Whenever the word "close" appears in a line of the data below, copy that line.

[Opening Entries provided section]

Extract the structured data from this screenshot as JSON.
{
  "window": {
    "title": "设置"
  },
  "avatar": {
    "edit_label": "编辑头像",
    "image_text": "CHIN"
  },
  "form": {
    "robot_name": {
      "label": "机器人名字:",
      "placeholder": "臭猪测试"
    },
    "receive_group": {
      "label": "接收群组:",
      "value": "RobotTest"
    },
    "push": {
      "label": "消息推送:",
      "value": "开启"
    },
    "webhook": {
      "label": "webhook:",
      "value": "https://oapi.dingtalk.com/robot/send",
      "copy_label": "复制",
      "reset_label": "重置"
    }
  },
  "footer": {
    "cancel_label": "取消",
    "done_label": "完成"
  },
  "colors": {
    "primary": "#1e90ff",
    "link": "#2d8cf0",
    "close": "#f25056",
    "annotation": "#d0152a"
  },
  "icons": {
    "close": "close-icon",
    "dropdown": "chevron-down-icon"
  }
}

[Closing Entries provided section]
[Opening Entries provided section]

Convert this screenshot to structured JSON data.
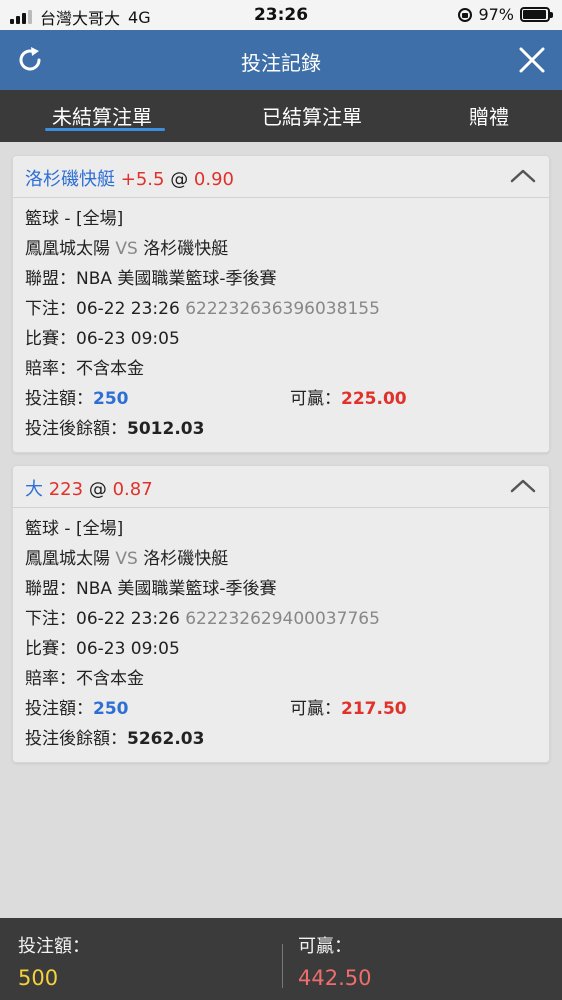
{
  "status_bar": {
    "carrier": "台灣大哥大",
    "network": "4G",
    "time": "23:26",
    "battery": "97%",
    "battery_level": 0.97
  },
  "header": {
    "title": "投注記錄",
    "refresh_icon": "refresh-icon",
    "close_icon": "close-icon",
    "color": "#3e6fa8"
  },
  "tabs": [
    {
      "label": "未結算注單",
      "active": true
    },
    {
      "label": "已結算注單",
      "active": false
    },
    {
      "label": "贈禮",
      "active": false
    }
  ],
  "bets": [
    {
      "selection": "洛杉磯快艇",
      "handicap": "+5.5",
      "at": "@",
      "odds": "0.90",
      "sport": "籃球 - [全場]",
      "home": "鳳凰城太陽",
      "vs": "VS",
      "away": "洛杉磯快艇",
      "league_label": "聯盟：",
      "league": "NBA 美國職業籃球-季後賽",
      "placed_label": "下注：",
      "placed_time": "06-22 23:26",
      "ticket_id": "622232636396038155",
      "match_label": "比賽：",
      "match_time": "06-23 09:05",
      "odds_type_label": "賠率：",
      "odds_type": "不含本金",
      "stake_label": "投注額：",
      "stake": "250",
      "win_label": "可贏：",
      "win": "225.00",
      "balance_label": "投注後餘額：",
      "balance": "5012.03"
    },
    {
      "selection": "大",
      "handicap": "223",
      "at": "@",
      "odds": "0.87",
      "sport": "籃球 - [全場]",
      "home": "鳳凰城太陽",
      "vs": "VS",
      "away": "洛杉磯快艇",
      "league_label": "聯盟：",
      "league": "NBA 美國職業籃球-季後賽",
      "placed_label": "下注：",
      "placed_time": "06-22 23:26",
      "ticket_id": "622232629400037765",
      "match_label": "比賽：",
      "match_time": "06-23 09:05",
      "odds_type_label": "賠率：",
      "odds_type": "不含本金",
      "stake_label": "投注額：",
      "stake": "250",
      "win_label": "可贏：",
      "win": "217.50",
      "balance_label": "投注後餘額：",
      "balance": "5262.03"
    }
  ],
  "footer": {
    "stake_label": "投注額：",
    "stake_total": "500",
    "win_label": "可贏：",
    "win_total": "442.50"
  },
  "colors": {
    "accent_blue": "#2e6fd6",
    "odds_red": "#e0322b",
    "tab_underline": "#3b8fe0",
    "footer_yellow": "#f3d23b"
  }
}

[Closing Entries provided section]

# Answer space
    "close": "#f25056",
    "close": "close-icon",
    "close_icon": "close-icon",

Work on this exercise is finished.